The Underground Project – “Summer Jam” – (2000)

One of the first songs on our Songs for Summer 2013 list-ish thing was “Fiesta” by The Sunclub, a late-90s electronica song (1997 to be exact). Well this was that club hit’s transformation into a pop song. It was remixed by German electronic dance duo The Underground Project for their album It Doesn’t Matter, which was released in Europe near the end of 2000 and in the U.S. in 2001. Listening to it, it screams 1999/2000 (or 2003, not sure when the video was made) and so does the music video. It’s really catchy and mellow. It was a hit in 2000 in four European countries (topping out in the top five in Germany). Then the single was released again in 2003 (as “Summer Jam 2003” – it’s the same song) where it went to #1 in Belgium and the Netherlands and a top five hit in France and Denmark. It’s good stuff.

Andres Linetzky & Ernesto Romero – “Sentimientos” – (2003)

“Sentimientos” (or feelings) is a newer song than the one featured yesterday, and frankly I like it a lot more. It’s instrumental – and that helps. It’s very moody but it has a good beat behind it, making it easy to picture yourself gliding across a shadowy dance floor. As the title of the song suggests, tango is about feeling – and the music here supports that. Just give it a listen.

Kraftwerk – “Tour de France Étape 2” – (2003)
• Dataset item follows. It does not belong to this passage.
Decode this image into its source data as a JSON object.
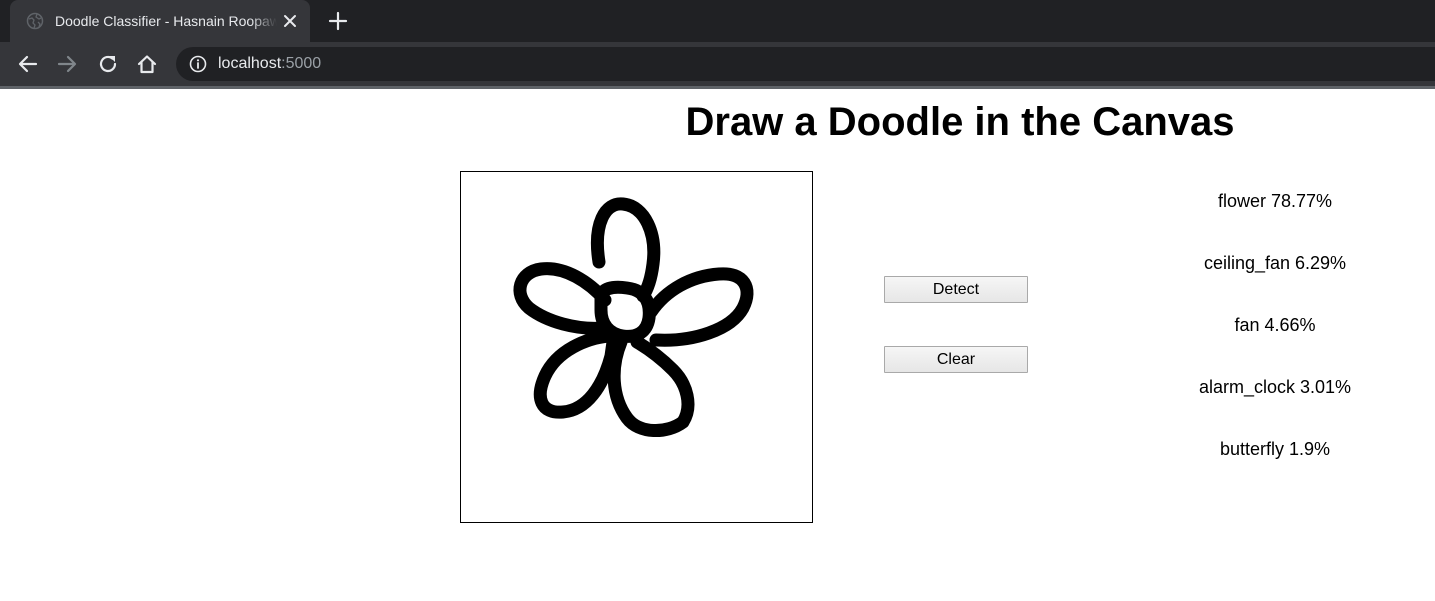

German electronic music legends Kraftwerk released the Tour de France Soundtracks in 2003, their first original album since 1986. The entire Soundtracks album is amazing but “Tour de France Étape 2” really is the best track from the record. If you can’t picture people racing bicycles while listening to this song, there might be something wrong with you. There is something about it that just screams “European.” I can picture it playing on European TV… like during the Tour de France. Also, this song (and Kraftwerk’s music in general… we’ll get to another one in a few weeks) is essential European train-riding music. There’s just something amazing about blasting through the French countryside at dusk at 186mph with this song playing.